== Segment start ==

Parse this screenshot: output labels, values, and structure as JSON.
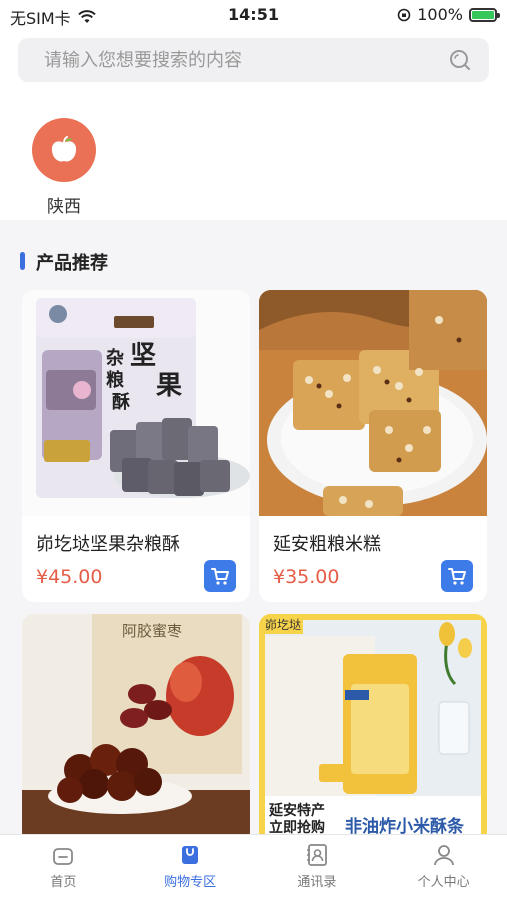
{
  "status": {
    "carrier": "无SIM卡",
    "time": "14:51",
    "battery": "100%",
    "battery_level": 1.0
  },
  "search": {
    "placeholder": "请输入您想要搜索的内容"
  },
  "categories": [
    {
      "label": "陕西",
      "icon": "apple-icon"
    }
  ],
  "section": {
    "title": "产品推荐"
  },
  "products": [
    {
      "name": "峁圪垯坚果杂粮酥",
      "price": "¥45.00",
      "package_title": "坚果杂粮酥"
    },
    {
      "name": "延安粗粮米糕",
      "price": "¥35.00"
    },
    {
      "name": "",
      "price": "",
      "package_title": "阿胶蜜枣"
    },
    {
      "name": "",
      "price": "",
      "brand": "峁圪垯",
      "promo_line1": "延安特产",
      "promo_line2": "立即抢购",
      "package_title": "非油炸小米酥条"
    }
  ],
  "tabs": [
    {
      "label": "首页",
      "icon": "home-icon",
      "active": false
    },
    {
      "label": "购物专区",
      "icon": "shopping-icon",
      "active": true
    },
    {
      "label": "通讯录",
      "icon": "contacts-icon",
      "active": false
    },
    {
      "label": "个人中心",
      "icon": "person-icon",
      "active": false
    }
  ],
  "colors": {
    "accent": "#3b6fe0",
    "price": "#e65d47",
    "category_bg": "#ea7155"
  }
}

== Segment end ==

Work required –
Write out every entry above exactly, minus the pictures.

Response for this exercise –
Parse this screenshot: output labels, values, and structure as JSON.
{
  "status": {
    "carrier": "无SIM卡",
    "time": "14:51",
    "battery": "100%",
    "battery_level": 1.0
  },
  "search": {
    "placeholder": "请输入您想要搜索的内容"
  },
  "categories": [
    {
      "label": "陕西",
      "icon": "apple-icon"
    }
  ],
  "section": {
    "title": "产品推荐"
  },
  "products": [
    {
      "name": "峁圪垯坚果杂粮酥",
      "price": "¥45.00",
      "package_title": "坚果杂粮酥"
    },
    {
      "name": "延安粗粮米糕",
      "price": "¥35.00"
    },
    {
      "name": "",
      "price": "",
      "package_title": "阿胶蜜枣"
    },
    {
      "name": "",
      "price": "",
      "brand": "峁圪垯",
      "promo_line1": "延安特产",
      "promo_line2": "立即抢购",
      "package_title": "非油炸小米酥条"
    }
  ],
  "tabs": [
    {
      "label": "首页",
      "icon": "home-icon",
      "active": false
    },
    {
      "label": "购物专区",
      "icon": "shopping-icon",
      "active": true
    },
    {
      "label": "通讯录",
      "icon": "contacts-icon",
      "active": false
    },
    {
      "label": "个人中心",
      "icon": "person-icon",
      "active": false
    }
  ],
  "colors": {
    "accent": "#3b6fe0",
    "price": "#e65d47",
    "category_bg": "#ea7155"
  }
}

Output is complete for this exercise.